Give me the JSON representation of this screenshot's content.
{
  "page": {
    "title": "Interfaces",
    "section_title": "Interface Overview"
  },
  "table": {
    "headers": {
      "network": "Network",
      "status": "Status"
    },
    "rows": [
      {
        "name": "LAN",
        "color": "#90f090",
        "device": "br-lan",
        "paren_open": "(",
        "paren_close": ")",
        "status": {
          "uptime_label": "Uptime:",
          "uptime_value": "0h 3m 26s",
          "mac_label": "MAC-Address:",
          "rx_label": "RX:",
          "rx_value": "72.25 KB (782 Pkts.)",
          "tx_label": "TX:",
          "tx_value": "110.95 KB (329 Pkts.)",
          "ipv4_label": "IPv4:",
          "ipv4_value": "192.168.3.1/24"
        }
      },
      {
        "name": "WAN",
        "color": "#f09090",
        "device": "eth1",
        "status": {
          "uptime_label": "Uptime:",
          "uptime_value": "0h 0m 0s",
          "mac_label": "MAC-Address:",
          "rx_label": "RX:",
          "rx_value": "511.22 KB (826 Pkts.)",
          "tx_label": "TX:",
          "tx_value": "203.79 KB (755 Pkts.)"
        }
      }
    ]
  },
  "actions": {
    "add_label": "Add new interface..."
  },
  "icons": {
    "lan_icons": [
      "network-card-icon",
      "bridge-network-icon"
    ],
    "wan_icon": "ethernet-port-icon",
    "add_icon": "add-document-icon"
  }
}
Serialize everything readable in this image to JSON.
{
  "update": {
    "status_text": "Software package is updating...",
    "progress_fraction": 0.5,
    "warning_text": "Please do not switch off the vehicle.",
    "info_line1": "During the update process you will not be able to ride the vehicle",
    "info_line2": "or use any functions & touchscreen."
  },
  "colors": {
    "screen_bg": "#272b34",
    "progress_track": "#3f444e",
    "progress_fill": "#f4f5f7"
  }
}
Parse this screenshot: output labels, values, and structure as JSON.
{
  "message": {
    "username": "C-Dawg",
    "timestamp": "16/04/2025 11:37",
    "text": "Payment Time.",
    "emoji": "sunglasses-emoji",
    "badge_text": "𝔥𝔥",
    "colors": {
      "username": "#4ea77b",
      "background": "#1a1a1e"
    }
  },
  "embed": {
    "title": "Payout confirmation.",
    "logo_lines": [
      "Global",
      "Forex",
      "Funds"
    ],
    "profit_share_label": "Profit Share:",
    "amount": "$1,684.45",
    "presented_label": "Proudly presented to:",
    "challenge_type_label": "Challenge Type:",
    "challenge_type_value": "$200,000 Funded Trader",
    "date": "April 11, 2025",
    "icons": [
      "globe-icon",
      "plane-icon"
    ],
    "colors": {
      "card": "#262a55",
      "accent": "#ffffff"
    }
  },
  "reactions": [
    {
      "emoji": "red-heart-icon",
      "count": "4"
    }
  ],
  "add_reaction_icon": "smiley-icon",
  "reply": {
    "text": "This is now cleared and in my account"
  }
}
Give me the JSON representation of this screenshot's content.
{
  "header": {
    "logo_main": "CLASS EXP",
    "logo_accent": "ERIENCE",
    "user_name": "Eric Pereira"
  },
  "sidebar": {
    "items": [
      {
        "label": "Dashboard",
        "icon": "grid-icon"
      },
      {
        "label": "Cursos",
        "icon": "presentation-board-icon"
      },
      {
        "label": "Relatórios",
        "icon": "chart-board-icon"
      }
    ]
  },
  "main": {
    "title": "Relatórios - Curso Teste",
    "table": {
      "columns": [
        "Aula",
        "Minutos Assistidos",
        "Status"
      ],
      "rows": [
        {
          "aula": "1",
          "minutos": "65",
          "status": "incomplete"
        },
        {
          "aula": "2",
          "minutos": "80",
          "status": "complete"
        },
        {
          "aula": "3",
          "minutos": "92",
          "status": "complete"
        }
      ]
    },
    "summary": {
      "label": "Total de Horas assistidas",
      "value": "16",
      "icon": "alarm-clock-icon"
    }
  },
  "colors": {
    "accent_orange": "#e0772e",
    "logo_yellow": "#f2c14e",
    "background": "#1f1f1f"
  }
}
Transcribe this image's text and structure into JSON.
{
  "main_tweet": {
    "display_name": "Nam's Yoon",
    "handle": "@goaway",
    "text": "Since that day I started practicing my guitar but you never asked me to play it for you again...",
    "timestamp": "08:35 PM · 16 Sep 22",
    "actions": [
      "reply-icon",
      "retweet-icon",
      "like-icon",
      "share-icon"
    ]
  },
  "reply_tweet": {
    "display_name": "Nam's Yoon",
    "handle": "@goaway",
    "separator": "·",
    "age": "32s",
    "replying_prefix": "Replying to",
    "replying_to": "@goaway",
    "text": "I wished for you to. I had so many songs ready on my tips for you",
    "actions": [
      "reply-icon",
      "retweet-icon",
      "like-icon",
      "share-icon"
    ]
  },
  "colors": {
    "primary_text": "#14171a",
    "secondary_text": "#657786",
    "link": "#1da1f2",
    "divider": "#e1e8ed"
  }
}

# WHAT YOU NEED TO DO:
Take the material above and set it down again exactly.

# COMPLETED EXERCISE:
Give me the JSON representation of this screenshot's content.
{
  "page": {
    "title": "Interfaces",
    "section_title": "Interface Overview"
  },
  "table": {
    "headers": {
      "network": "Network",
      "status": "Status"
    },
    "rows": [
      {
        "name": "LAN",
        "color": "#90f090",
        "device": "br-lan",
        "paren_open": "(",
        "paren_close": ")",
        "status": {
          "uptime_label": "Uptime:",
          "uptime_value": "0h 3m 26s",
          "mac_label": "MAC-Address:",
          "rx_label": "RX:",
          "rx_value": "72.25 KB (782 Pkts.)",
          "tx_label": "TX:",
          "tx_value": "110.95 KB (329 Pkts.)",
          "ipv4_label": "IPv4:",
          "ipv4_value": "192.168.3.1/24"
        }
      },
      {
        "name": "WAN",
        "color": "#f09090",
        "device": "eth1",
        "status": {
          "uptime_label": "Uptime:",
          "uptime_value": "0h 0m 0s",
          "mac_label": "MAC-Address:",
          "rx_label": "RX:",
          "rx_value": "511.22 KB (826 Pkts.)",
          "tx_label": "TX:",
          "tx_value": "203.79 KB (755 Pkts.)"
        }
      }
    ]
  },
  "actions": {
    "add_label": "Add new interface..."
  },
  "icons": {
    "lan_icons": [
      "network-card-icon",
      "bridge-network-icon"
    ],
    "wan_icon": "ethernet-port-icon",
    "add_icon": "add-document-icon"
  }
}
Serialize everything readable in this image to JSON.
{
  "update": {
    "status_text": "Software package is updating...",
    "progress_fraction": 0.5,
    "warning_text": "Please do not switch off the vehicle.",
    "info_line1": "During the update process you will not be able to ride the vehicle",
    "info_line2": "or use any functions & touchscreen."
  },
  "colors": {
    "screen_bg": "#272b34",
    "progress_track": "#3f444e",
    "progress_fill": "#f4f5f7"
  }
}
Parse this screenshot: output labels, values, and structure as JSON.
{
  "message": {
    "username": "C-Dawg",
    "timestamp": "16/04/2025 11:37",
    "text": "Payment Time.",
    "emoji": "sunglasses-emoji",
    "badge_text": "𝔥𝔥",
    "colors": {
      "username": "#4ea77b",
      "background": "#1a1a1e"
    }
  },
  "embed": {
    "title": "Payout confirmation.",
    "logo_lines": [
      "Global",
      "Forex",
      "Funds"
    ],
    "profit_share_label": "Profit Share:",
    "amount": "$1,684.45",
    "presented_label": "Proudly presented to:",
    "challenge_type_label": "Challenge Type:",
    "challenge_type_value": "$200,000 Funded Trader",
    "date": "April 11, 2025",
    "icons": [
      "globe-icon",
      "plane-icon"
    ],
    "colors": {
      "card": "#262a55",
      "accent": "#ffffff"
    }
  },
  "reactions": [
    {
      "emoji": "red-heart-icon",
      "count": "4"
    }
  ],
  "add_reaction_icon": "smiley-icon",
  "reply": {
    "text": "This is now cleared and in my account"
  }
}
Give me the JSON representation of this screenshot's content.
{
  "header": {
    "logo_main": "CLASS EXP",
    "logo_accent": "ERIENCE",
    "user_name": "Eric Pereira"
  },
  "sidebar": {
    "items": [
      {
        "label": "Dashboard",
        "icon": "grid-icon"
      },
      {
        "label": "Cursos",
        "icon": "presentation-board-icon"
      },
      {
        "label": "Relatórios",
        "icon": "chart-board-icon"
      }
    ]
  },
  "main": {
    "title": "Relatórios - Curso Teste",
    "table": {
      "columns": [
        "Aula",
        "Minutos Assistidos",
        "Status"
      ],
      "rows": [
        {
          "aula": "1",
          "minutos": "65",
          "status": "incomplete"
        },
        {
          "aula": "2",
          "minutos": "80",
          "status": "complete"
        },
        {
          "aula": "3",
          "minutos": "92",
          "status": "complete"
        }
      ]
    },
    "summary": {
      "label": "Total de Horas assistidas",
      "value": "16",
      "icon": "alarm-clock-icon"
    }
  },
  "colors": {
    "accent_orange": "#e0772e",
    "logo_yellow": "#f2c14e",
    "background": "#1f1f1f"
  }
}
Transcribe this image's text and structure into JSON.
{
  "main_tweet": {
    "display_name": "Nam's Yoon",
    "handle": "@goaway",
    "text": "Since that day I started practicing my guitar but you never asked me to play it for you again...",
    "timestamp": "08:35 PM · 16 Sep 22",
    "actions": [
      "reply-icon",
      "retweet-icon",
      "like-icon",
      "share-icon"
    ]
  },
  "reply_tweet": {
    "display_name": "Nam's Yoon",
    "handle": "@goaway",
    "separator": "·",
    "age": "32s",
    "replying_prefix": "Replying to",
    "replying_to": "@goaway",
    "text": "I wished for you to. I had so many songs ready on my tips for you",
    "actions": [
      "reply-icon",
      "retweet-icon",
      "like-icon",
      "share-icon"
    ]
  },
  "colors": {
    "primary_text": "#14171a",
    "secondary_text": "#657786",
    "link": "#1da1f2",
    "divider": "#e1e8ed"
  }
}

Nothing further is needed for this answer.